When it comes to tragedy, it's still hard to beat the one about "a pair of star-crossed lovers" named Romeo and Juliet, who defy their feuding families and are denied happiness by a dreadful series of circumstances. If there's anything that can intensify Shakespeare's compelling drama, it's music.
"Romeo et Juliette" by French composer Charles Gounod, first heard in Paris in 1867, was once nearly as popular as his most famous hit, "Faust," and still enjoys a firm place in the repertoire. It's the season-closer for Lyric Opera Baltimore this weekend, a nod to the 400th anniversary of Shakespeare's death. The performances will be led by rising conductor Adam Turner.
"It is so lush, romantic and beautiful," Turner says. "If someone has never experienced opera live, they'll walk away from this feeling overwhelmed by the beauty of the vocal lines."
Those lines are not sung in Shakespeare's poetic English, but Gounod's native tongue.
"There's something about the French language attached to this story that makes it even more beautiful," Turner says. (There will be English surtitles for each performance.)

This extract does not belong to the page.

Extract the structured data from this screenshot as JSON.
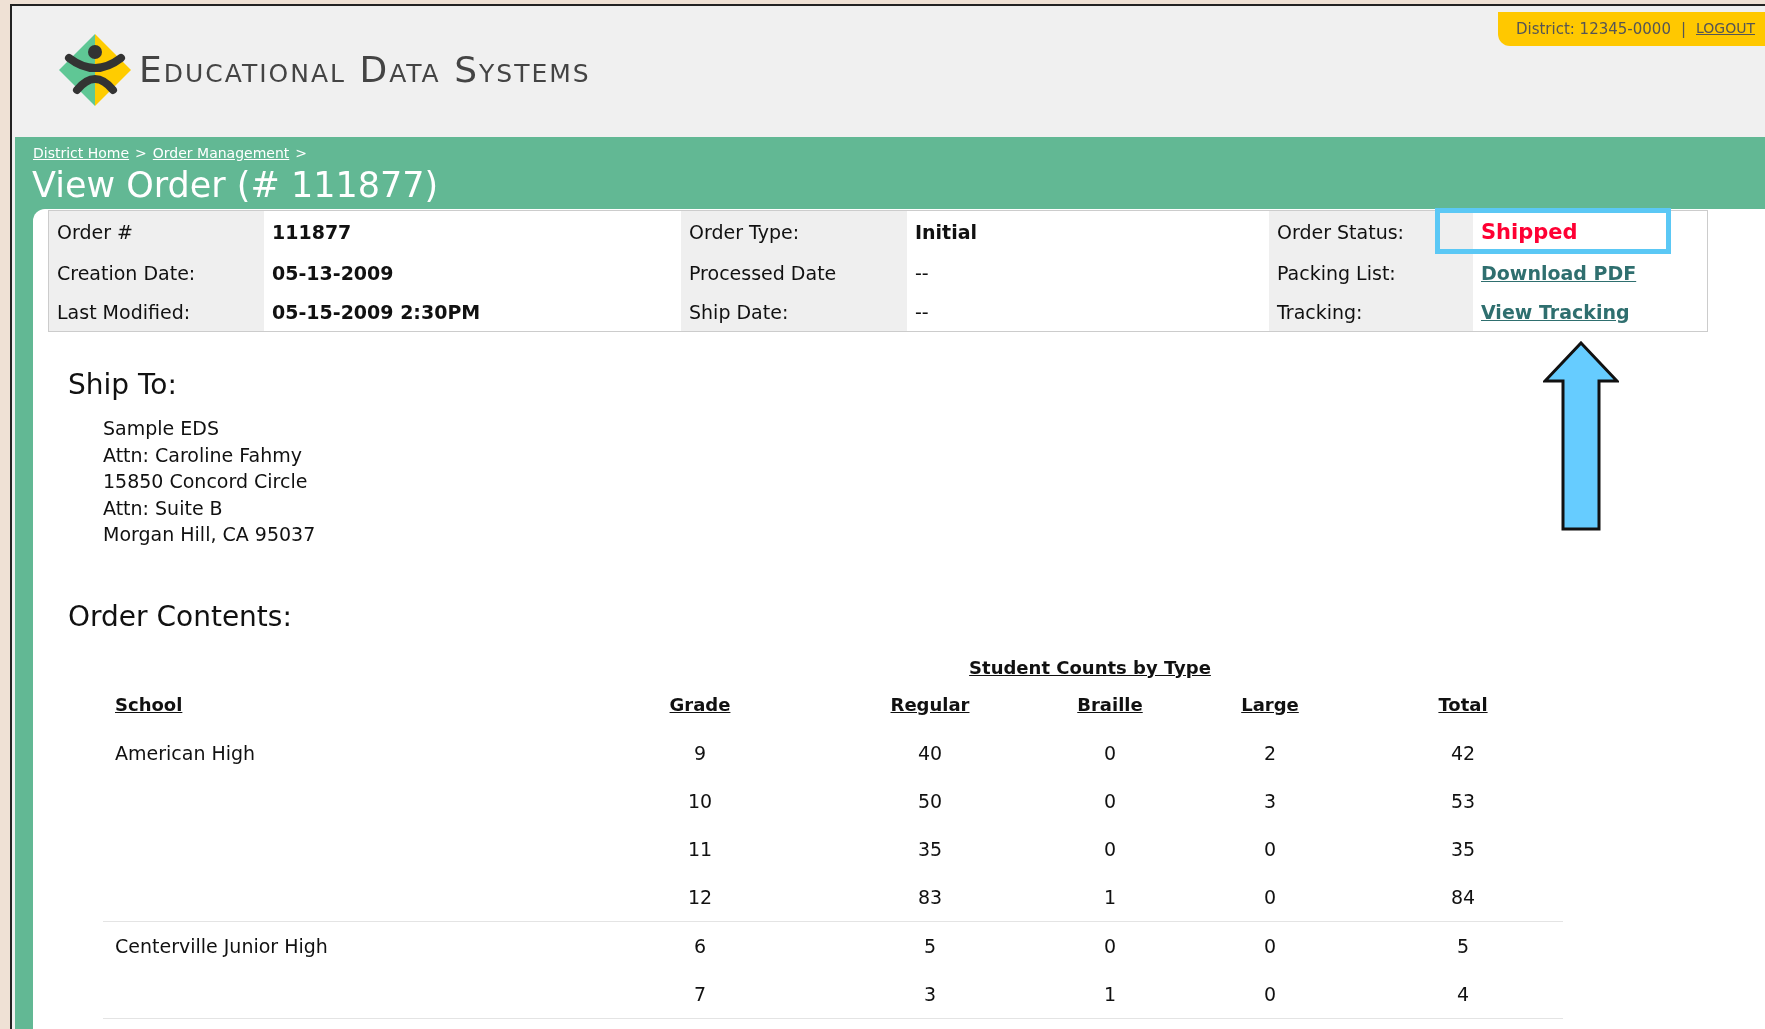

The story veers a bit from the original play. There's a new character, for example — Romeo's young page, Stephano, who triggers the fight that results in the deaths of Mercutio and Tybalt. (Stephano is sung by a soprano in the time-honored operatic tradition known as a trouser role.)
Then there's the finale. Where Shakespeare revs up the pathos by having Juliet awaken from her faked death after an unsuspecting Romeo has killed himself, the opera lets both of them live long enough to sing one more duet — their fourth — before expiring. Given the melodic richness, even Shakespeare might have approved.
The Lyric's "Romeo et Juliette" is a co-production launched early in the year by Virginia Opera, where Turner is principal conductor and artistic adviser, and Opera Carolina in Charlotte. Companies in Ohio and Michigan subsequently presented this staging, directed by Bernard Uzan, who also had a hand in the scenic designing.
"All of the companies share in the costs of sets and costumes and get a lavish, almost [Franco] Zeffirelli-like production, which we usually couldn't afford," Turner says. "And one of the advantages for Baltimore is that it's a well-oiled machine by now."
Helping with that smoothness is that fact that several cast members have appeared in one or more of the previous presentations of this "Romeo."
In Baltimore, two young American singers with impressive resumes, tenor Jonathan Boyd and soprano Sara Joy Miller (she made waves portraying Anna Nicole Smith in Mark-Anthony Turnage's opera about the ill-fated model), will sing the title roles.
Turner makes his Lyric Opera Baltimore debut with "Romeo et Juliette," a work he first conducted a few years ago for a student production at Catholic University, where he earned his graduate degree.
The Louisville native started his college years at Morehead State University in Kentucky, concentrating on the piano with an eye on a career as an educator.
"When I was young, I wanted to be Elton John," Turner says. "My other idols were Billy Joel and Ben Folds. Then I found classical music on my own and was transported. As an undergraduate, I discovered opera. I love being a part of it all, working with directors and having a voice in the staging. And I love working with singers. I get them. I understand their drama, and I understand their need."
Now in his 30s, Turner is steadily expanding his repertoire at Virginia Opera. He added his first Wagner — a highly expressive account of "The Flying Dutchman" — last month. His recent work with the company has also included incisively conducted accounts of Puccini's "La Boheme" and Sondheim's "Sweeney Todd."
In 2005, Turner visited Baltimore to attend a performance of Offenbach's "Tales of Hoffmann" at the Lyric.